Photo by Sherri Kolade
Cpl. Jerry Blevins (third from left) leads a group of young people in the Police Explorers, a program in which participants undergo training in crime prevention . Members include (from left to right) Mahdy El-Mahmoud, Blaise Hebert, Erik Peterson, Casey Baker and Sgt. Mariam Hoballah.
By SHERRI KOLADE
DEARBORN–A bright red training handgun hung close to Erik Peterson’s body tucked in the right side of his holster as he searched a building in mid July- keeping an eye out for any trouble or disturbances.
If any layman saw the brawny gun-toting man on patrol they could have easily mistaken him for a police officer with years of experience.
But the 18-year-old Dearborn resident is not a police officer; he is a Dearborn Explorer, a member of a chartered program through the Learning for Life Organization, lead by Dearborn Police Cpl. Jerry Blevins. The national worksite-based program trains young men and women ages 14 to 21 about law enforcement and allows them to participate in sting operations in which undercover Explorers attempt to buy cigarettes from area establishments.

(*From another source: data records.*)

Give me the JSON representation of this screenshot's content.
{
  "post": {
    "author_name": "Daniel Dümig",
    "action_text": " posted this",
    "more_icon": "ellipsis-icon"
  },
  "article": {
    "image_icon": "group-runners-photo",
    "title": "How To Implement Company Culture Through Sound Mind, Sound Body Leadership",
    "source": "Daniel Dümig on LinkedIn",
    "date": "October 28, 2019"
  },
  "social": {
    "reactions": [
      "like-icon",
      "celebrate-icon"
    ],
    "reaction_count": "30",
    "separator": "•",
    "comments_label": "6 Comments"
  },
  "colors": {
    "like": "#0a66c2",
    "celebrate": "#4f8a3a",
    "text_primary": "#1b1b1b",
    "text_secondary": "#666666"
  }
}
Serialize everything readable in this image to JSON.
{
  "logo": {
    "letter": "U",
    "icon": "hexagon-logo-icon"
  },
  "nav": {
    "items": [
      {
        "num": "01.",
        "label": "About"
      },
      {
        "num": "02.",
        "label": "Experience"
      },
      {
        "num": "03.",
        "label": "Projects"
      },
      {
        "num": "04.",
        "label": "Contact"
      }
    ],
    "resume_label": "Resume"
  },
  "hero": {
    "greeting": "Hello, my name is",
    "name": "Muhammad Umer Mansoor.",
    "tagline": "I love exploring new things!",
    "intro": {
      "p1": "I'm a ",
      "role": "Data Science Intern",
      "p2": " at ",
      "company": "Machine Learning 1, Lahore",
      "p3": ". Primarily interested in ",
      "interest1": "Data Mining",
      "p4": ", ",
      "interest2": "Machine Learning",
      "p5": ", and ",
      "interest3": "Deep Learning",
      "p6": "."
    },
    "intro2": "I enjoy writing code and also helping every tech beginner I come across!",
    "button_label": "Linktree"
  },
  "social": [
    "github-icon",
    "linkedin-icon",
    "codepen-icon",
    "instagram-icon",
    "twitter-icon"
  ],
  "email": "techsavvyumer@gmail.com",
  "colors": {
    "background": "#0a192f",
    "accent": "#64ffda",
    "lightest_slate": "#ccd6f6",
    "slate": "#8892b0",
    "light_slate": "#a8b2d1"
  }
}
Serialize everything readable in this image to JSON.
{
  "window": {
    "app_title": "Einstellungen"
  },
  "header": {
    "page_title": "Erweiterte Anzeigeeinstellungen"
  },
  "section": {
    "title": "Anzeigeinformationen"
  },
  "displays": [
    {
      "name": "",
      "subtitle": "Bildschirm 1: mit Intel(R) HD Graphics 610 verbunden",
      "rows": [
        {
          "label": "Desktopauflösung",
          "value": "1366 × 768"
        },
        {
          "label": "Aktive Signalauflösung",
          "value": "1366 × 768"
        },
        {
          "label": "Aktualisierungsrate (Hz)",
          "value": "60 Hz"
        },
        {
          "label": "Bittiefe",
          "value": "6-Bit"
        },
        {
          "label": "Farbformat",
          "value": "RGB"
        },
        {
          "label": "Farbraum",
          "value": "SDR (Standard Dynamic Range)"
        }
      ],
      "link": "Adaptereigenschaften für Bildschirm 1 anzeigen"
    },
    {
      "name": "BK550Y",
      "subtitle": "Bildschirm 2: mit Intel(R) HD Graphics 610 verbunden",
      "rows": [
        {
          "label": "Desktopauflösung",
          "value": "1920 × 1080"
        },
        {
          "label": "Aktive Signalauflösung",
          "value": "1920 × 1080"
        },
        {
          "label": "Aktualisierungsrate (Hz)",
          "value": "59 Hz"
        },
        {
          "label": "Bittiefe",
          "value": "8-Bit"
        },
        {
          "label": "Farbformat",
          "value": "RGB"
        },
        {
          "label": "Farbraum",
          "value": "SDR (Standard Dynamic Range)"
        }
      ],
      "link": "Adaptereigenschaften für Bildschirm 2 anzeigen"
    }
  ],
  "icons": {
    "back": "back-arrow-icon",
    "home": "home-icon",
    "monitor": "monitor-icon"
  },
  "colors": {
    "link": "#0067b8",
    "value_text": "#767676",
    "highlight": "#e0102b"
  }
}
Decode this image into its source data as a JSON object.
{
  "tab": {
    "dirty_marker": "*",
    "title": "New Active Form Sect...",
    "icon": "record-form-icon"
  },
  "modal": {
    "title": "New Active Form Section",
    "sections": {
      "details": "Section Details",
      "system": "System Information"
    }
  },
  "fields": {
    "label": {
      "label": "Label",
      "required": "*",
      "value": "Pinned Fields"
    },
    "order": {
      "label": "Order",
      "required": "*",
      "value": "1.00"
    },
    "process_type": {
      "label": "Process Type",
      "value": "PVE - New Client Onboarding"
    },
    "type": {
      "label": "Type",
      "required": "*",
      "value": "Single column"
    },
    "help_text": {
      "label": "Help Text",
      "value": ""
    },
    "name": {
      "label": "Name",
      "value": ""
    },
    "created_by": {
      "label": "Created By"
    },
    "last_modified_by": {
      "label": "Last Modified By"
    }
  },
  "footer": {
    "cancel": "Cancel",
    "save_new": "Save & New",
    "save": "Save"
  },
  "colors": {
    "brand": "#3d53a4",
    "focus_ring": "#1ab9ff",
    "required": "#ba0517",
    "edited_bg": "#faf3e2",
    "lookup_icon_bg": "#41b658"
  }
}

Peterson, who participated in the bi-annual National Law Enforcement Exploring Conference at Colorado State University in Fort Collins. Colo., went through drills and exercises that gave him lessons about police officers’ responsibilities.
Peterson, who has been an Explorer for the past four years, aspires to become a state trooper one day, a job that is predictably unpredictable.
Peterson and about 40 others participate in the program because of their interest to learn more about the police or related fields, among other reasons, like joining because of inspiration from a friend, 16-year-old Dearborn resident Blaise Hebert said.
The program started in 1968 and has grown from nine Explorers to 42 Explorers total, with 35 actively participating. Meetings are held every Wednesday from 6 to 8 p.m. The program is open to anyone who does not have a police record and it is not exclusive to Dearborn residents.
Blevins said participating in the program builds the Explorers’ confidence.
Mariam Hoballah, 17, is all about working at the task at hand, especially as a recently-appointed sergeant in the program.
The Dearborn resident started in the program three years ago after hearing about it from a friend.
Hoballah is almost finished with the program and said she hopes to work as a police officer in Dearborn.
Blevins said the program teaches a lot of the participants about themselves and can help them relate better to the world outside the four walls of the Explorer program classroom.
Participants in the program pay a $5 monthly due to help with uniform costs and other program-related expenses. For more information on the program go to www.facebook.com/pages/Dearborn-Police-Explorers-Post-1177.